Plains Sharp-tailed Grouse (Tympanuchus phasianellus jamesi)
Associated Species: Other species that may use habitat in a similar way and/or respond similarly
to threats, management, and conservation activities include Virginia's Warbler, Indigo and Lazuli
Distribution: Sharp-tailed Grouse currently reside in an area that forms a triangle from east-central British Columbia southeast to southwestern Manitoba, and south in a narrowing band to
eastern Colorado. In Colorado, birds of the subspecies jamesi reside in Douglas County, northern
Weld County, and Logan County.
Habitat Requirements: Plains Sharp-tailed Grouse inhabit a mix of tall and short grasses
interspersed with stands of shrubs, including Gambel oak, threeleaf sumac, willows, and sand
sagebrush, especially where the shrubs form a dense cover with a relatively open understory. The
woody cover is especially important for brood cover. The Weld County population occupies
CRP lands where tall grasses mix with shorter native species and agricultural fields.
Ecology: Sharp-tailed Grouse migrate short distances to wintering grounds. Males begin
frequenting leks in March, and nesting occurs soon after the females arrive in the area during the
second half of April. Fledged young are present from late May through mid August. The diet
consists of leaves, buds, and fruits of woody plants, and cultivated grains. Young birds consume
significant amounts of animal matter, primarily insects, including grasshoppers, beetles, and ants.
Management Issues and Conservation Recommendations: The overriding factor affecting
populations in Colorado is habitat loss due to conversion to housing developments and, to a lesser
extent, conversion to agriculture. Heavy grazing reduces cover used for nesting. Residual cover
is especially critical, given the early nesting season.

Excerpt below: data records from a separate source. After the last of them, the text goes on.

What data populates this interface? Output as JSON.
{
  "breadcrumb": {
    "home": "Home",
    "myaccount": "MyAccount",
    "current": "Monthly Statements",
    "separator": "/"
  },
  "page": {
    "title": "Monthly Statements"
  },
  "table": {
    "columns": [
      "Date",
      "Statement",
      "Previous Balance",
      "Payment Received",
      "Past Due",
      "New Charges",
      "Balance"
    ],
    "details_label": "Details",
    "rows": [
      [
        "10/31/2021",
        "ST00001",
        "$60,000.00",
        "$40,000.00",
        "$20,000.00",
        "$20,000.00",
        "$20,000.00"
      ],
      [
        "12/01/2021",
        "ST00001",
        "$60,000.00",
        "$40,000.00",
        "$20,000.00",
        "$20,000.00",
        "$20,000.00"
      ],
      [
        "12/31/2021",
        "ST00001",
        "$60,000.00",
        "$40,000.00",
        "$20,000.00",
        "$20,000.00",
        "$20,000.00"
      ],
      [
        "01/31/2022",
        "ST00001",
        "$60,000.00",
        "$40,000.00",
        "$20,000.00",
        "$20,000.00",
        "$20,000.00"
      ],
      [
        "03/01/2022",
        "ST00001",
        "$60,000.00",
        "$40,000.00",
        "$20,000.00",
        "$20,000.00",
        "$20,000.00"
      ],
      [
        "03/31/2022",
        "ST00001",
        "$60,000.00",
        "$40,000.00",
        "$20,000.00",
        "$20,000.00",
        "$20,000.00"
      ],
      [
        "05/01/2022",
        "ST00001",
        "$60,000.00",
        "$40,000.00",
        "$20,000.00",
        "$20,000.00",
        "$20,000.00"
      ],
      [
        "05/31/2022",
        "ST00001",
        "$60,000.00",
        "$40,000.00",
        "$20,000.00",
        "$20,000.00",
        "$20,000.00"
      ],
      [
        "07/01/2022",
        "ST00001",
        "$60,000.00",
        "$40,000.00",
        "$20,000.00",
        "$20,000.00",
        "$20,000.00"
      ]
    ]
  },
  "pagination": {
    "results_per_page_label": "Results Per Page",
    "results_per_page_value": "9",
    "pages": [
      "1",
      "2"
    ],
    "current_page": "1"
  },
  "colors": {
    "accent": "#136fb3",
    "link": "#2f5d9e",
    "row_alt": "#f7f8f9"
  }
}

Identify and protect leks and surrounding
vegetation; protected habitat should encompass 125 to 530 ha (315-1300 ac) or more.
Management should follow the guidelines spelled out in the state recovery plan (Braun et al.
Status and Reasons for Concern: The Plains Sharp-tailed Grouse is listed as Endangered in
Colorado. BBS surveys do not adequately monitor this subspecies within the shortgrass
physiographic area, and BBS data are too sparse for meaningful analysis of trends. This species is
monitored by CDOW.
Biological Objective: Increase the species' distribution and abundance, based upon results from
CDOW monitoring programs.
Selected References: Andrews and Righter 1992, Braun et al. 1992, Connelly et al. 1998,
Kingery 1998, Prose 1987.